▶ [Study material]

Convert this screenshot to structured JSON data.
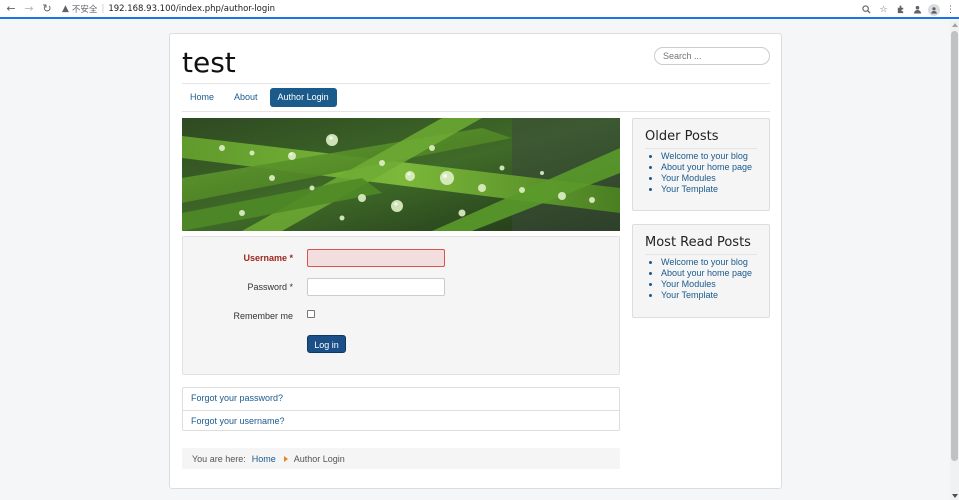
{
  "browser": {
    "insecure_label": "不安全",
    "url": "192.168.93.100/index.php/author-login",
    "icons": [
      "back-arrow-icon",
      "forward-arrow-icon",
      "reload-icon",
      "warning-icon",
      "zoom-icon",
      "star-icon",
      "extensions-icon",
      "profile-manager-icon",
      "avatar-icon",
      "menu-icon"
    ]
  },
  "site": {
    "title": "test",
    "search_placeholder": "Search ..."
  },
  "menu": {
    "items": [
      {
        "label": "Home",
        "active": false
      },
      {
        "label": "About",
        "active": false
      },
      {
        "label": "Author Login",
        "active": true
      }
    ]
  },
  "login_form": {
    "username_label": "Username *",
    "password_label": "Password *",
    "remember_label": "Remember me",
    "submit_label": "Log in"
  },
  "links": {
    "forgot_password": "Forgot your password?",
    "forgot_username": "Forgot your username?"
  },
  "breadcrumb": {
    "prefix": "You are here:",
    "home": "Home",
    "current": "Author Login"
  },
  "sidebar": {
    "older_posts": {
      "title": "Older Posts",
      "items": [
        "Welcome to your blog",
        "About your home page",
        "Your Modules",
        "Your Template"
      ]
    },
    "most_read": {
      "title": "Most Read Posts",
      "items": [
        "Welcome to your blog",
        "About your home page",
        "Your Modules",
        "Your Template"
      ]
    }
  },
  "colors": {
    "accent": "#1a5b8b",
    "link": "#1b5a8e",
    "error": "#9d261d",
    "browser_accent": "#1a73e8"
  }
}
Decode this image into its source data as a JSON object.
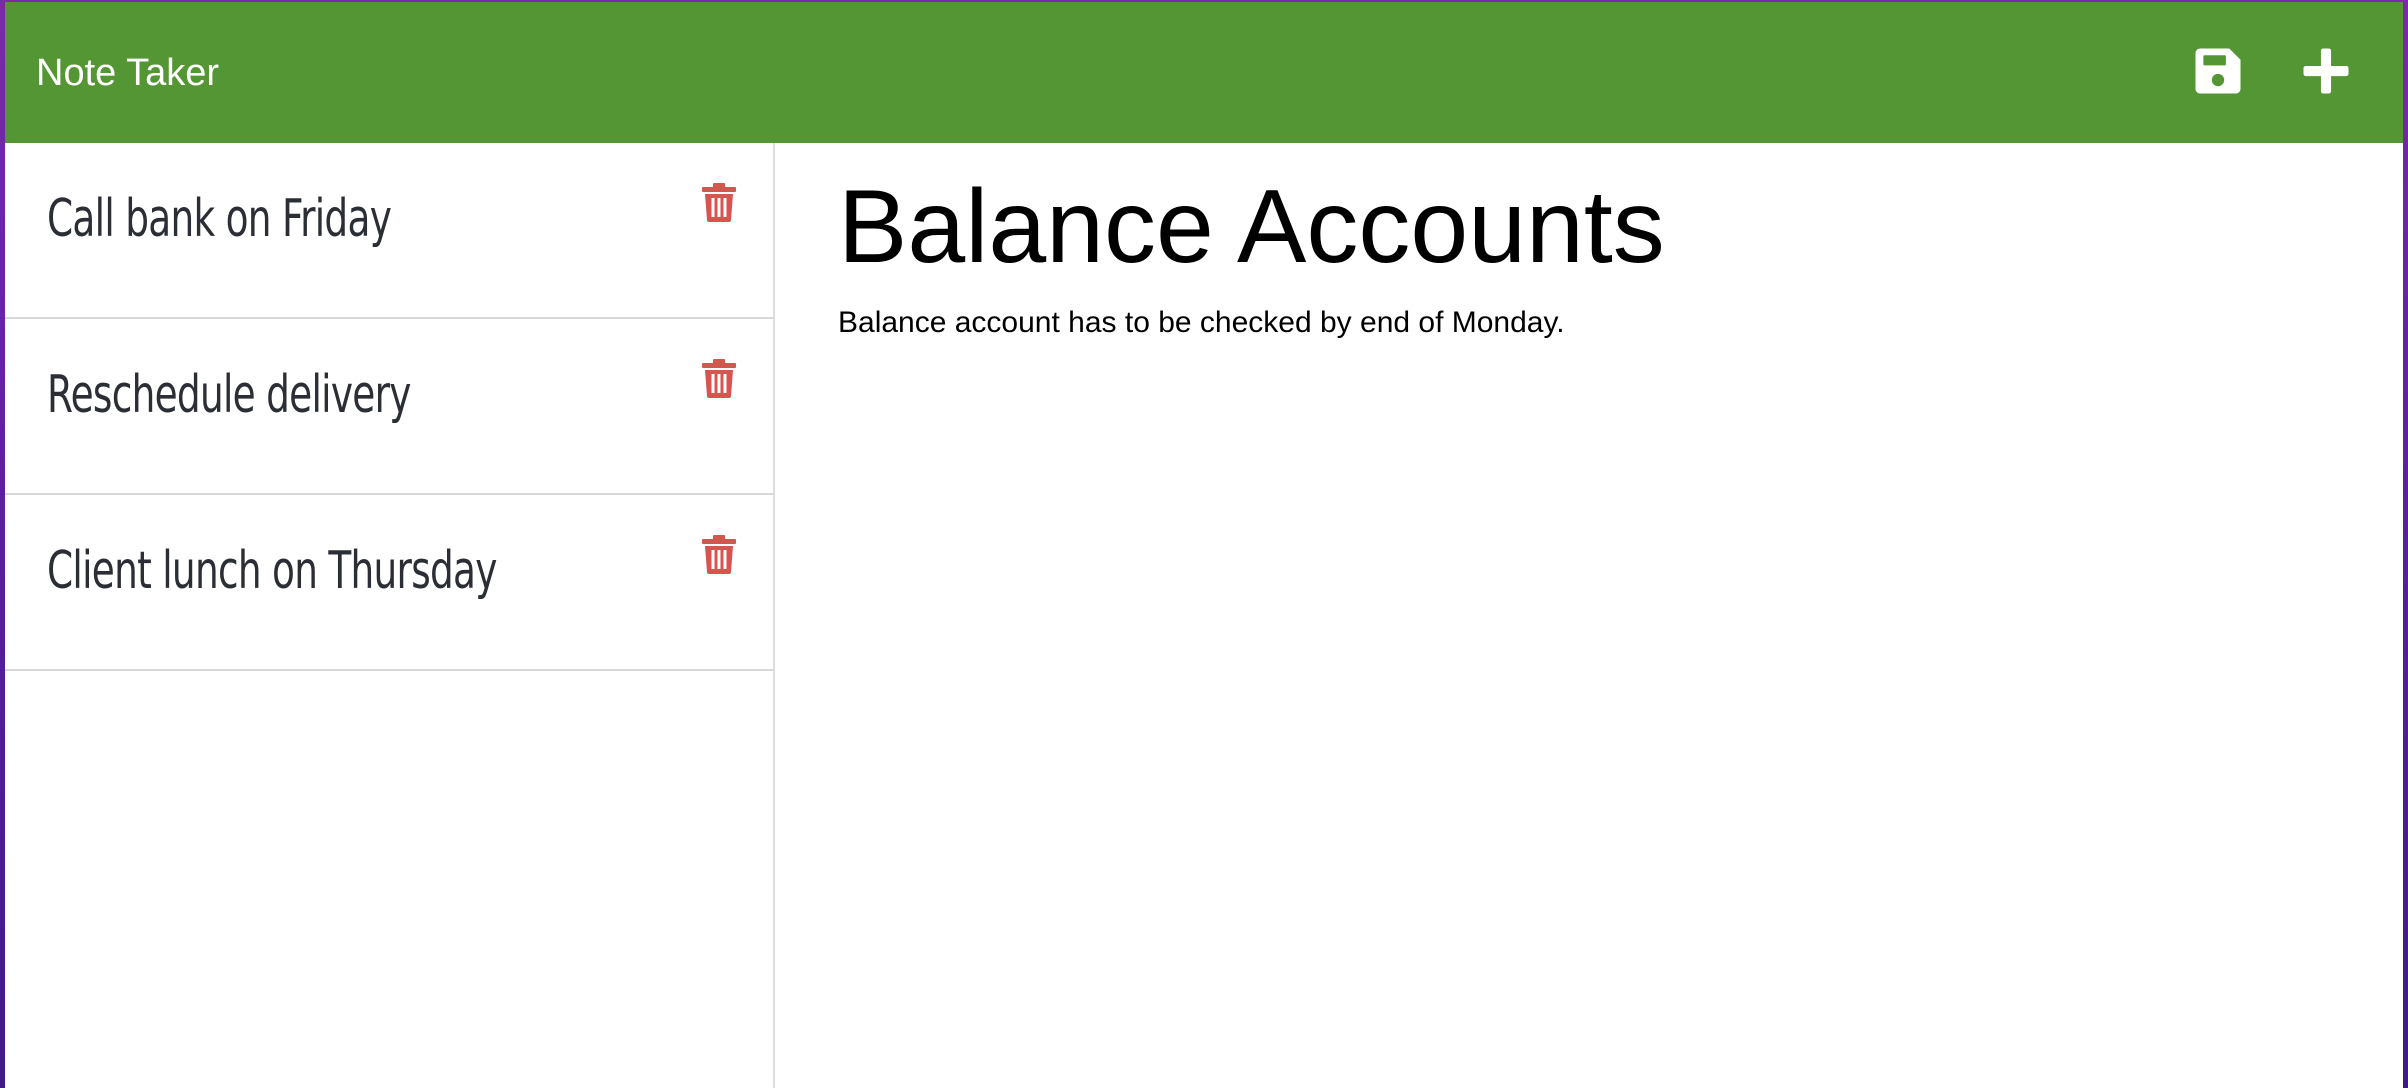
{
  "app": {
    "title": "Note Taker",
    "brand_color": "#539633",
    "accent_danger": "#d9534f"
  },
  "toolbar": {
    "save_icon": "save-icon",
    "add_icon": "plus-icon"
  },
  "notes": [
    {
      "title": "Call bank on Friday",
      "delete_icon": "trash-icon"
    },
    {
      "title": "Reschedule delivery",
      "delete_icon": "trash-icon"
    },
    {
      "title": "Client lunch on Thursday",
      "delete_icon": "trash-icon"
    }
  ],
  "active_note": {
    "title": "Balance Accounts",
    "text": "Balance account has to be checked by end of Monday."
  }
}
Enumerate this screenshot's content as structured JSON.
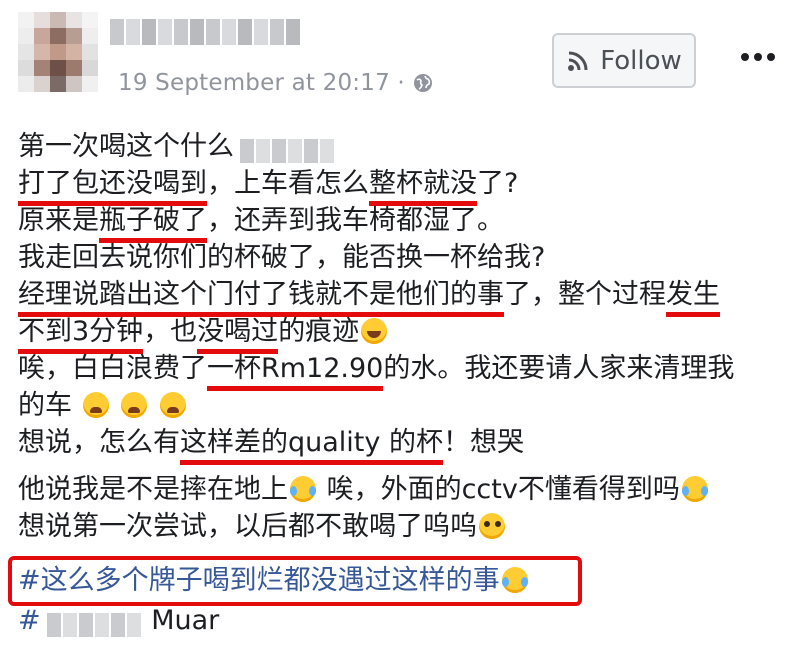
{
  "header": {
    "timestamp": "19 September at 20:17 ·",
    "follow_label": "Follow",
    "more_icon": "more-icon",
    "globe_icon": "globe-icon",
    "rss_icon": "rss-icon"
  },
  "post": {
    "l1": "第一次喝这个什么",
    "l2a": "打了包还没喝到",
    "l2b": "，上车看怎么",
    "l2c": "整杯就没",
    "l2d": "了?",
    "l3a": "原来是",
    "l3b": "瓶子破了",
    "l3c": "，还弄到我车椅都湿了。",
    "l4": "我走回去说你们的杯破了，能否换一杯给我?",
    "l5a": "经理说踏出这个门付了钱就不是他们的事",
    "l5b": "了，整个过程",
    "l5c": "发生",
    "l6a": "不到3分钟",
    "l6b": "，也",
    "l6c": "没喝过",
    "l6d": "的痕迹",
    "l7a": "唉，白白浪费了",
    "l7b": "一杯Rm12.90",
    "l7c": "的水。我还要请人家来清理我",
    "l8": "的车",
    "l9a": "想说，怎么有",
    "l9b": "这样差的quality 的杯",
    "l9c": "！想哭",
    "l10a": "他说我是不是摔在地上",
    "l10b": " 唉，外面的cctv不懂看得到吗",
    "l11": "想说第一次尝试，以后都不敢喝了呜呜",
    "hashtag1": "#这么多个牌子喝到烂都没遇过这样的事",
    "hashtag2_prefix": "#",
    "hashtag2_suffix": "Muar"
  },
  "colors": {
    "underline": "#e30b0b",
    "hashtag": "#365899",
    "timestamp": "#90949c"
  }
}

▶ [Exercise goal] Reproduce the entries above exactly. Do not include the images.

▶ [Task output]
Convert this screenshot to structured JSON data.
{
  "browser": {
    "insecure_label": "不安全",
    "url": "192.168.93.100/index.php/author-login",
    "icons": [
      "back-arrow-icon",
      "forward-arrow-icon",
      "reload-icon",
      "warning-icon",
      "zoom-icon",
      "star-icon",
      "extensions-icon",
      "profile-manager-icon",
      "avatar-icon",
      "menu-icon"
    ]
  },
  "site": {
    "title": "test",
    "search_placeholder": "Search ..."
  },
  "menu": {
    "items": [
      {
        "label": "Home",
        "active": false
      },
      {
        "label": "About",
        "active": false
      },
      {
        "label": "Author Login",
        "active": true
      }
    ]
  },
  "login_form": {
    "username_label": "Username *",
    "password_label": "Password *",
    "remember_label": "Remember me",
    "submit_label": "Log in"
  },
  "links": {
    "forgot_password": "Forgot your password?",
    "forgot_username": "Forgot your username?"
  },
  "breadcrumb": {
    "prefix": "You are here:",
    "home": "Home",
    "current": "Author Login"
  },
  "sidebar": {
    "older_posts": {
      "title": "Older Posts",
      "items": [
        "Welcome to your blog",
        "About your home page",
        "Your Modules",
        "Your Template"
      ]
    },
    "most_read": {
      "title": "Most Read Posts",
      "items": [
        "Welcome to your blog",
        "About your home page",
        "Your Modules",
        "Your Template"
      ]
    }
  },
  "colors": {
    "accent": "#1a5b8b",
    "link": "#1b5a8e",
    "error": "#9d261d",
    "browser_accent": "#1a73e8"
  }
}
Decode this image into its source data as a JSON object.
{
  "app": {
    "title": "Note Taker",
    "brand_color": "#539633",
    "accent_danger": "#d9534f"
  },
  "toolbar": {
    "save_icon": "save-icon",
    "add_icon": "plus-icon"
  },
  "notes": [
    {
      "title": "Call bank on Friday",
      "delete_icon": "trash-icon"
    },
    {
      "title": "Reschedule delivery",
      "delete_icon": "trash-icon"
    },
    {
      "title": "Client lunch on Thursday",
      "delete_icon": "trash-icon"
    }
  ],
  "active_note": {
    "title": "Balance Accounts",
    "text": "Balance account has to be checked by end of Monday."
  }
}
Enumerate this screenshot's content as structured JSON.
{
  "header": {
    "timestamp": "19 September at 20:17 ·",
    "follow_label": "Follow",
    "more_icon": "more-icon",
    "globe_icon": "globe-icon",
    "rss_icon": "rss-icon"
  },
  "post": {
    "l1": "第一次喝这个什么",
    "l2a": "打了包还没喝到",
    "l2b": "，上车看怎么",
    "l2c": "整杯就没",
    "l2d": "了?",
    "l3a": "原来是",
    "l3b": "瓶子破了",
    "l3c": "，还弄到我车椅都湿了。",
    "l4": "我走回去说你们的杯破了，能否换一杯给我?",
    "l5a": "经理说踏出这个门付了钱就不是他们的事",
    "l5b": "了，整个过程",
    "l5c": "发生",
    "l6a": "不到3分钟",
    "l6b": "，也",
    "l6c": "没喝过",
    "l6d": "的痕迹",
    "l7a": "唉，白白浪费了",
    "l7b": "一杯Rm12.90",
    "l7c": "的水。我还要请人家来清理我",
    "l8": "的车",
    "l9a": "想说，怎么有",
    "l9b": "这样差的quality 的杯",
    "l9c": "！想哭",
    "l10a": "他说我是不是摔在地上",
    "l10b": " 唉，外面的cctv不懂看得到吗",
    "l11": "想说第一次尝试，以后都不敢喝了呜呜",
    "hashtag1": "#这么多个牌子喝到烂都没遇过这样的事",
    "hashtag2_prefix": "#",
    "hashtag2_suffix": "Muar"
  },
  "colors": {
    "underline": "#e30b0b",
    "hashtag": "#365899",
    "timestamp": "#90949c"
  }
}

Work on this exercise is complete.